Task goal:
All of the data should be restated word for word.

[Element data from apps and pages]

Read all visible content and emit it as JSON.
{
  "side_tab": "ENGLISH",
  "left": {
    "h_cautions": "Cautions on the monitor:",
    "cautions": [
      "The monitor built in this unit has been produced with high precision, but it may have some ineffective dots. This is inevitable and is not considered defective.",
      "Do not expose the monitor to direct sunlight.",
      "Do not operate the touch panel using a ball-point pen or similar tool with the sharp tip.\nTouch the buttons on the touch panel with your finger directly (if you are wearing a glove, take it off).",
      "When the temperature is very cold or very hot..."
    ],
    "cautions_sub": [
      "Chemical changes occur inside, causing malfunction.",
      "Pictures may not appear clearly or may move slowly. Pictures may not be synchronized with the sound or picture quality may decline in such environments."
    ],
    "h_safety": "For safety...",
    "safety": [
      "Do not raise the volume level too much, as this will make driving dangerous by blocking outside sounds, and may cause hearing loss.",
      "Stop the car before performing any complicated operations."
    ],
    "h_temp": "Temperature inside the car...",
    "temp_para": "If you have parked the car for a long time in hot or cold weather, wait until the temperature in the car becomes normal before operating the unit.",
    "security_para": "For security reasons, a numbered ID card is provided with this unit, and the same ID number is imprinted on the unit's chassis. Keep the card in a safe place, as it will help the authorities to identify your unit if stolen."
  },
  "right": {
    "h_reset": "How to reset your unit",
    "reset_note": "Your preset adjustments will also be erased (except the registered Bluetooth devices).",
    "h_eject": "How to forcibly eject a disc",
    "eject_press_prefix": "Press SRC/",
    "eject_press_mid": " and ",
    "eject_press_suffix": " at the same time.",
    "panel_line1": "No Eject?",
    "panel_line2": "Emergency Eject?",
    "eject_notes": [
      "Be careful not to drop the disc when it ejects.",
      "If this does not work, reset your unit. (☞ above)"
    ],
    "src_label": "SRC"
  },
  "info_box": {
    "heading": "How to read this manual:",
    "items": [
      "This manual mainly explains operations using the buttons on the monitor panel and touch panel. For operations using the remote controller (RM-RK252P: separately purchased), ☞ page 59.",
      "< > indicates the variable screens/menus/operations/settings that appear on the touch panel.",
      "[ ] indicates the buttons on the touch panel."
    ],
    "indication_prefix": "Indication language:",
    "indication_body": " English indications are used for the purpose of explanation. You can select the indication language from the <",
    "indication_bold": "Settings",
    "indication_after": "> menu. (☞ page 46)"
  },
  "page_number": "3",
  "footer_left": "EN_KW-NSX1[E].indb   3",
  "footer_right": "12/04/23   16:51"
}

Answer section:
Read all visible content and emit it as JSON.
{
  "side_tab": "ENGLISH",
  "left": {
    "h_cautions": "Cautions on the monitor:",
    "cautions": [
      "The monitor built in this unit has been produced with high precision, but it may have some ineffective dots. This is inevitable and is not considered defective.",
      "Do not expose the monitor to direct sunlight.",
      "Do not operate the touch panel using a ball-point pen or similar tool with the sharp tip.\nTouch the buttons on the touch panel with your finger directly (if you are wearing a glove, take it off).",
      "When the temperature is very cold or very hot..."
    ],
    "cautions_sub": [
      "Chemical changes occur inside, causing malfunction.",
      "Pictures may not appear clearly or may move slowly. Pictures may not be synchronized with the sound or picture quality may decline in such environments."
    ],
    "h_safety": "For safety...",
    "safety": [
      "Do not raise the volume level too much, as this will make driving dangerous by blocking outside sounds, and may cause hearing loss.",
      "Stop the car before performing any complicated operations."
    ],
    "h_temp": "Temperature inside the car...",
    "temp_para": "If you have parked the car for a long time in hot or cold weather, wait until the temperature in the car becomes normal before operating the unit.",
    "security_para": "For security reasons, a numbered ID card is provided with this unit, and the same ID number is imprinted on the unit's chassis. Keep the card in a safe place, as it will help the authorities to identify your unit if stolen."
  },
  "right": {
    "h_reset": "How to reset your unit",
    "reset_note": "Your preset adjustments will also be erased (except the registered Bluetooth devices).",
    "h_eject": "How to forcibly eject a disc",
    "eject_press_prefix": "Press SRC/",
    "eject_press_mid": " and ",
    "eject_press_suffix": " at the same time.",
    "panel_line1": "No Eject?",
    "panel_line2": "Emergency Eject?",
    "eject_notes": [
      "Be careful not to drop the disc when it ejects.",
      "If this does not work, reset your unit. (☞ above)"
    ],
    "src_label": "SRC"
  },
  "info_box": {
    "heading": "How to read this manual:",
    "items": [
      "This manual mainly explains operations using the buttons on the monitor panel and touch panel. For operations using the remote controller (RM-RK252P: separately purchased), ☞ page 59.",
      "< > indicates the variable screens/menus/operations/settings that appear on the touch panel.",
      "[ ] indicates the buttons on the touch panel."
    ],
    "indication_prefix": "Indication language:",
    "indication_body": " English indications are used for the purpose of explanation. You can select the indication language from the <",
    "indication_bold": "Settings",
    "indication_after": "> menu. (☞ page 46)"
  },
  "page_number": "3",
  "footer_left": "EN_KW-NSX1[E].indb   3",
  "footer_right": "12/04/23   16:51"
}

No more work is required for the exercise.